> WORK INSTRUCTIONS:
Find the lines of data that contain the string "icon", then list them.

> RECORDS PROVIDED:
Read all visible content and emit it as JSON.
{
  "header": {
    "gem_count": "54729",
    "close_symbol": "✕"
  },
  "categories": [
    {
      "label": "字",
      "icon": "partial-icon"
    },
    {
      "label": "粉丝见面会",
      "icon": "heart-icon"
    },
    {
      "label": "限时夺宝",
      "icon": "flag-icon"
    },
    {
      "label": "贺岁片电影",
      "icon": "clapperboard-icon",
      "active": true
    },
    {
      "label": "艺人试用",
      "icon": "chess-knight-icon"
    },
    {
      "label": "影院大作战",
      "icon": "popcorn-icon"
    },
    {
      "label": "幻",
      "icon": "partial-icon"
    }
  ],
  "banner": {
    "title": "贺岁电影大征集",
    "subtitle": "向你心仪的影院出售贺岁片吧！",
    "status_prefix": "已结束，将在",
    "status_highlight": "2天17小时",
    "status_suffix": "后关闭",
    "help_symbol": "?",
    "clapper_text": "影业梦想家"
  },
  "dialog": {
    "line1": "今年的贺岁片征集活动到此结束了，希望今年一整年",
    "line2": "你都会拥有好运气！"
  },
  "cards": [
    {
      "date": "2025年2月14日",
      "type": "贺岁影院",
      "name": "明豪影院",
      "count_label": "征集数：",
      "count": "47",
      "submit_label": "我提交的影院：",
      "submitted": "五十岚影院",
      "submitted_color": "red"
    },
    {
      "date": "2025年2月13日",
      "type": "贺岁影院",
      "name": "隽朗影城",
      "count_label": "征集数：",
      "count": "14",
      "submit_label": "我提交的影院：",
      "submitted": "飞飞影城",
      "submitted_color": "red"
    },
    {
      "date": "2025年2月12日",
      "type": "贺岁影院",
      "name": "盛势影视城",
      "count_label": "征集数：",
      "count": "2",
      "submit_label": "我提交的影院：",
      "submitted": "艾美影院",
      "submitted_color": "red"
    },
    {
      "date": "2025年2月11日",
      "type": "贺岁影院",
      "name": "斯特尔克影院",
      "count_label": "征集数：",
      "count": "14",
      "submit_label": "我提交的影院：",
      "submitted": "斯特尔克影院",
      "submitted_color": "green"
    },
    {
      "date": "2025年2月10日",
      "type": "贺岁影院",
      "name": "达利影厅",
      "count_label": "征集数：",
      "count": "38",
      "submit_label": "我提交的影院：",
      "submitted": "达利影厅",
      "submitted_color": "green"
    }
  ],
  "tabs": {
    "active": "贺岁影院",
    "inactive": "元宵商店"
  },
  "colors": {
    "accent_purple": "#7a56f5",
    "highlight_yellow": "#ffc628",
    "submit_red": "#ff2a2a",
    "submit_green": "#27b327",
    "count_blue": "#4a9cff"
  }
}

> RESULT FOR THIS EXERCISE:
      "icon": "partial-icon"
      "icon": "heart-icon"
      "icon": "flag-icon"
      "icon": "clapperboard-icon",
      "icon": "chess-knight-icon"
      "icon": "popcorn-icon"
      "icon": "partial-icon"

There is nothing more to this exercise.